- **EXERCISE DATA**
--

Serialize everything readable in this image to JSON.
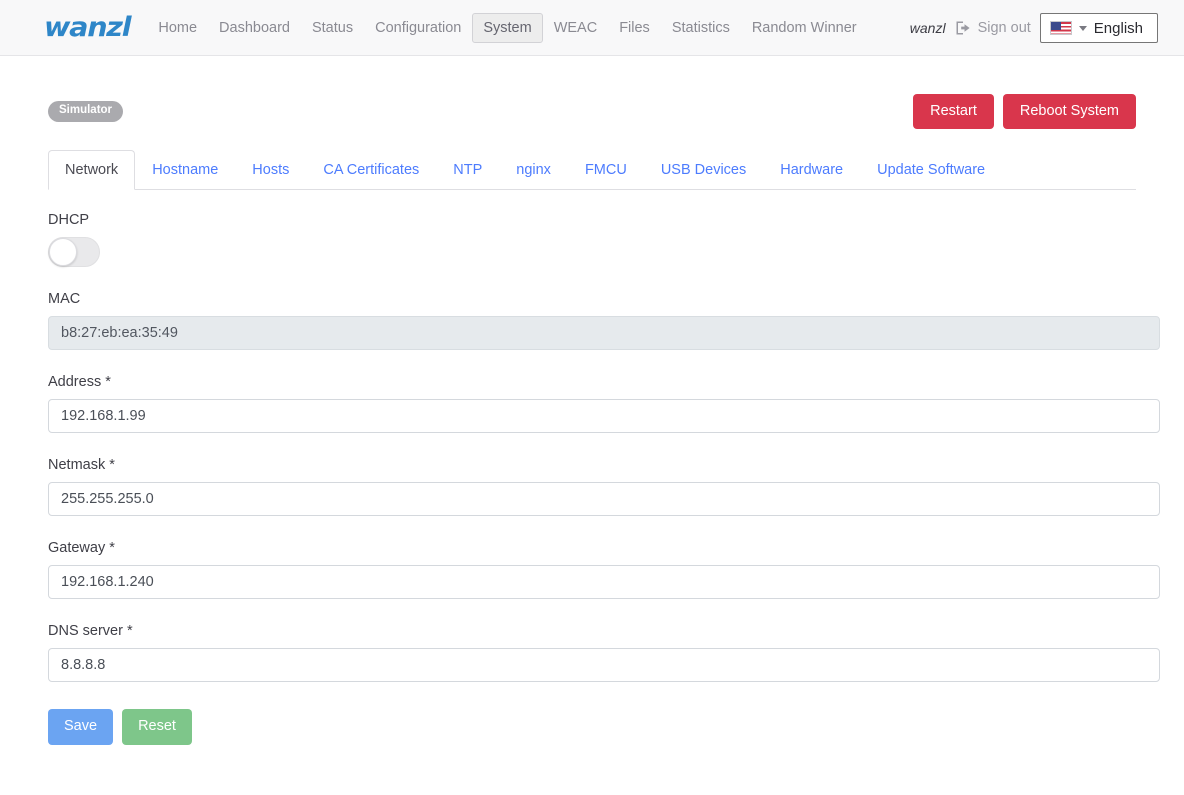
{
  "navbar": {
    "brand": "wanzl",
    "items": [
      {
        "label": "Home",
        "active": false
      },
      {
        "label": "Dashboard",
        "active": false
      },
      {
        "label": "Status",
        "active": false
      },
      {
        "label": "Configuration",
        "active": false
      },
      {
        "label": "System",
        "active": true
      },
      {
        "label": "WEAC",
        "active": false
      },
      {
        "label": "Files",
        "active": false
      },
      {
        "label": "Statistics",
        "active": false
      },
      {
        "label": "Random Winner",
        "active": false
      }
    ],
    "user_name": "wanzl",
    "signout_label": "Sign out",
    "signout_icon": "sign-out-icon",
    "language": {
      "flag_icon": "us-flag-icon",
      "selected": "English",
      "caret_icon": "chevron-down-icon"
    }
  },
  "page": {
    "badge": "Simulator",
    "restart_label": "Restart",
    "reboot_label": "Reboot System"
  },
  "tabs": [
    {
      "label": "Network",
      "active": true
    },
    {
      "label": "Hostname",
      "active": false
    },
    {
      "label": "Hosts",
      "active": false
    },
    {
      "label": "CA Certificates",
      "active": false
    },
    {
      "label": "NTP",
      "active": false
    },
    {
      "label": "nginx",
      "active": false
    },
    {
      "label": "FMCU",
      "active": false
    },
    {
      "label": "USB Devices",
      "active": false
    },
    {
      "label": "Hardware",
      "active": false
    },
    {
      "label": "Update Software",
      "active": false
    }
  ],
  "form": {
    "dhcp_label": "DHCP",
    "dhcp_enabled": false,
    "mac_label": "MAC",
    "mac_value": "b8:27:eb:ea:35:49",
    "address_label": "Address *",
    "address_value": "192.168.1.99",
    "netmask_label": "Netmask *",
    "netmask_value": "255.255.255.0",
    "gateway_label": "Gateway *",
    "gateway_value": "192.168.1.240",
    "dns_label": "DNS server *",
    "dns_value": "8.8.8.8",
    "save_label": "Save",
    "reset_label": "Reset"
  },
  "colors": {
    "brand_blue": "#2e86c8",
    "link_blue": "#4d7cfe",
    "danger_red": "#d9364c",
    "save_blue": "#6ba4f2",
    "reset_green": "#7ec68a",
    "badge_gray": "#aaaaae"
  }
}
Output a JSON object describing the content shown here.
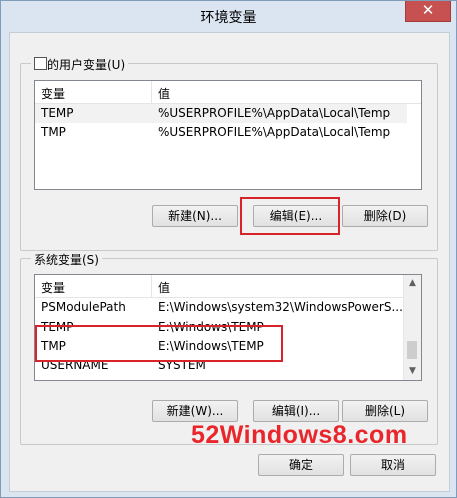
{
  "window": {
    "title": "环境变量",
    "close_label": "✕"
  },
  "user_vars": {
    "group_label": "的用户变量(U)",
    "columns": [
      "变量",
      "值"
    ],
    "rows": [
      {
        "name": "TEMP",
        "value": "%USERPROFILE%\\AppData\\Local\\Temp"
      },
      {
        "name": "TMP",
        "value": "%USERPROFILE%\\AppData\\Local\\Temp"
      }
    ],
    "buttons": {
      "new": "新建(N)...",
      "edit": "编辑(E)...",
      "delete": "删除(D)"
    }
  },
  "system_vars": {
    "group_label": "系统变量(S)",
    "columns": [
      "变量",
      "值"
    ],
    "rows": [
      {
        "name": "PSModulePath",
        "value": "E:\\Windows\\system32\\WindowsPowerS..."
      },
      {
        "name": "TEMP",
        "value": "E:\\Windows\\TEMP"
      },
      {
        "name": "TMP",
        "value": "E:\\Windows\\TEMP"
      },
      {
        "name": "USERNAME",
        "value": "SYSTEM"
      }
    ],
    "buttons": {
      "new": "新建(W)...",
      "edit": "编辑(I)...",
      "delete": "删除(L)"
    }
  },
  "watermark": "52Windows8.com",
  "dialog_buttons": {
    "ok": "确定",
    "cancel": "取消"
  },
  "colors": {
    "highlight_border": "#d9232b",
    "watermark": "#e8262b"
  },
  "icons": {
    "close": "close-icon",
    "scroll_up": "chevron-up-icon",
    "scroll_down": "chevron-down-icon"
  }
}
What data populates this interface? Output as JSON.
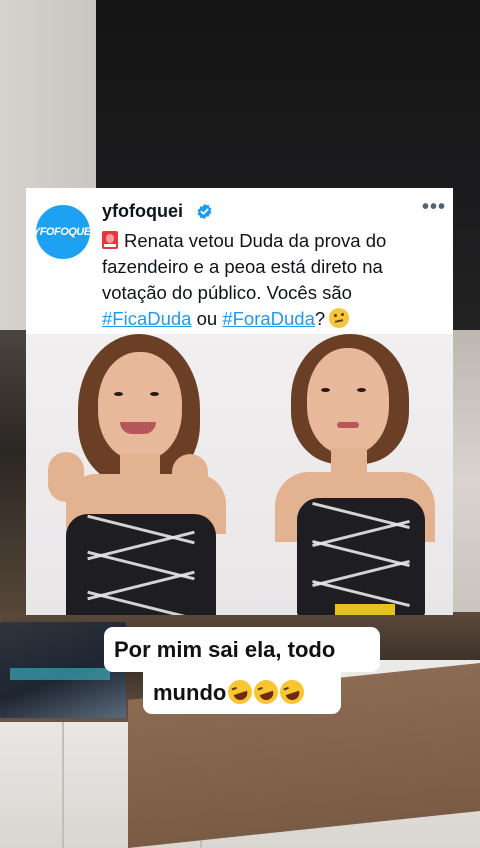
{
  "tweet": {
    "avatar_text": "YFOFOQUEI",
    "handle": "yfofoquei",
    "verified_icon": "verified-badge-icon",
    "more_label": "•••",
    "text_part1": "Renata vetou Duda da prova do fazendeiro e a peoa está direto na votação do público. Vocês são ",
    "hashtag1": "#FicaDuda",
    "text_part2": " ou ",
    "hashtag2": "#ForaDuda",
    "text_part3": "?",
    "leading_emoji": "rotating-light-icon",
    "trailing_emoji": "thinking-face-icon"
  },
  "caption": {
    "line1": "Por mim sai ela, todo",
    "line2": "mundo",
    "emojis": [
      "rofl-icon",
      "rofl-icon",
      "rofl-icon"
    ]
  },
  "colors": {
    "link": "#1d9bf0",
    "avatar_bg": "#1da1f2",
    "caption_bg": "#ffffff"
  }
}
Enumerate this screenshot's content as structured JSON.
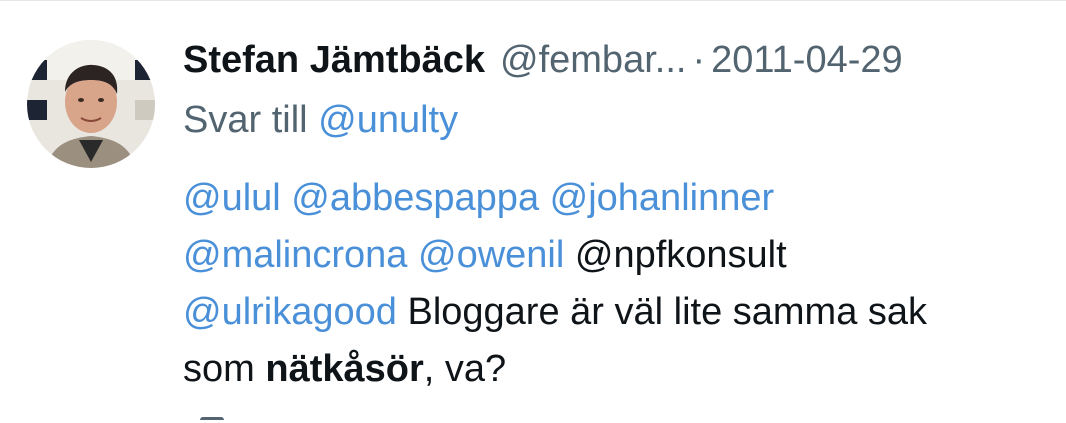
{
  "tweet": {
    "author_name": "Stefan Jämtbäck",
    "author_handle": "@fembar...",
    "separator": "·",
    "date": "2011-04-29",
    "reply_prefix": "Svar till",
    "reply_to": "@unulty",
    "body": {
      "line1": {
        "m1": "@ulul",
        "m2": "@abbespappa",
        "m3": "@johanlinner"
      },
      "line2": {
        "m1": "@malincrona",
        "m2": "@owenil",
        "plain1": "@npfkonsult"
      },
      "line3": {
        "m1": "@ulrikagood",
        "text": "Bloggare är väl lite samma sak"
      },
      "line4": {
        "text_before": "som",
        "bold": "nätkåsör",
        "text_after": ", va?"
      }
    },
    "avatar_icon": "profile-photo",
    "colors": {
      "link": "#4a90d9",
      "text": "#0f1419",
      "muted": "#536471"
    }
  }
}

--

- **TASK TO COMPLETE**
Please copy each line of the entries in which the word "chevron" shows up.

- **EXPECTED OUTPUT**
      "caret_icon": "chevron-down-icon"
    "scroll_up": "chevron-up-icon",
    "scroll_down": "chevron-down-icon"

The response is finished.